Beginning this fall, the Income-based Scholarship Program will offer 2,000 kindergarteners from families whose income is below 200 percent of the federal poverty line—or up to $47,100 for a family of four—up to $4,250 for private school tuition. The program will grow at the rate of one grade higher in each of the next 12 years, until the program extends through all of K-12.
Existing voucher programs address failing public schools, especially schools in Cleveland, and special-needs students.
“This scholarship is different from Ohio’s four other voucher programs in that it is based solely on the household income of a child,” said Sarah Pechan, senior director of programs at
School Choice Ohio. “Ohio’s leaders recognize that we can no longer afford to have our lowest-income students receiving subpar educational opportunities.”
The new voucher is a key effort in reforming Ohio education, said Kasich spokesman Rob Nichols.
Half of Ohio’s Kids Eligible
“After the full phase-in, well over half of Ohio students will be eligible for a state-funded scholarship to attend the private school of their choice,” Pechan said.
Participating students may continue to receive the voucher even if their household income rises above 200 percent of the poverty line, as long as they continue attending a chartered nonpublic school.
As with the other voucher programs, private schools choose whether they will participate. Pechan said she has received enthusiastic responses from private schools and expects hundreds to participate.
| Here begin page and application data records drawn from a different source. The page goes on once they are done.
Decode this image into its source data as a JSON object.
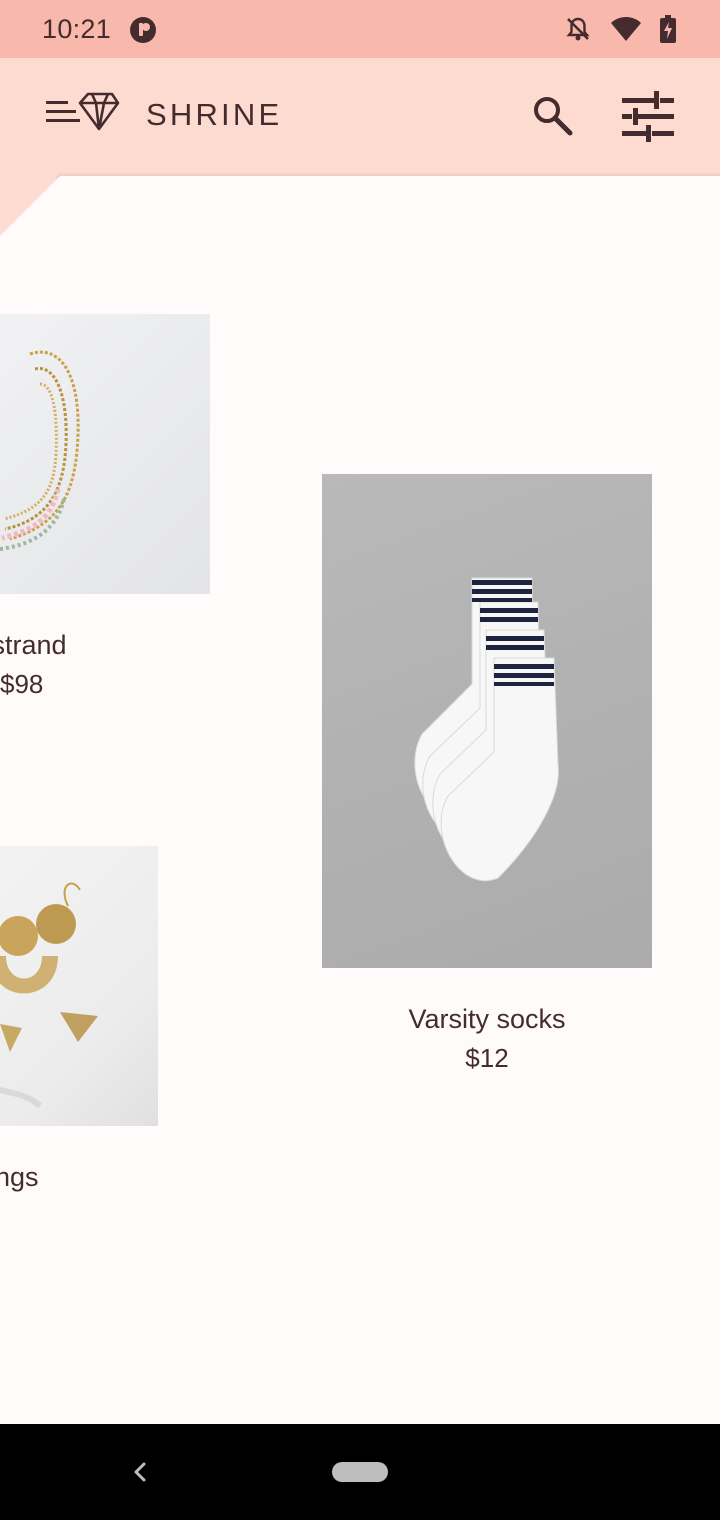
{
  "status_bar": {
    "time": "10:21",
    "icons": [
      "app-notification-icon",
      "dnd-off-icon",
      "wifi-icon",
      "battery-charging-icon"
    ]
  },
  "app_bar": {
    "title": "SHRINE",
    "menu_icon": "menu-icon",
    "brand_icon": "diamond-icon",
    "search_icon": "search-icon",
    "filter_icon": "tune-icon"
  },
  "products": [
    {
      "name": "en strand",
      "price": "$98",
      "image": "necklace-photo"
    },
    {
      "name": "rings",
      "price": "",
      "image": "earrings-photo"
    },
    {
      "name": "Varsity socks",
      "price": "$12",
      "image": "socks-photo"
    }
  ],
  "nav_bar": {
    "back_icon": "back-icon",
    "home_pill": "home-handle"
  },
  "colors": {
    "status_bar_bg": "#F9B8AC",
    "backdrop": "#FEDBD0",
    "surface": "#FFFBFA",
    "on_surface": "#442C2E"
  }
}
Voucher students must take the same state tests as their public school peers, and private schools with a voucher population of 65 percent or more will test non-voucher students as well, with the parent’s consent.
Administering state tests will not harm private schools, said Jeff Murray, manager of Ohio operations for the Thomas B. Fordham Institute.
“Most private schools I have interacted with are ready, willing, and able to administer whatever assessments the state calls for at any time,” Murray said. “They are confident that their curricula, teachers, support staff, and students—voucher or otherwise—are up to the challenges.”
Holli Stevenson’s daughter attends Cincinnati Waldorf School using another state voucher.
“There are a lot of families that cannot afford private education, so they are just kind of stuck. [The voucher] will open a lot of doors for families to find an alternative education opportunity for their kids,” Stevenson said.
Greg Lawson, a policy analyst at the free-market Buckeye Institute, also praised the voucher program’s emphasis on families, saying he hopes it sparks “a much longer conversation that money should follow the child, that it should be empowering parents, not empowering the bureaucracy. [The program] gives lower-income families a chance to be able to buy into the type of education they may have had challenges historically receiving.”
Image by MaST Charter.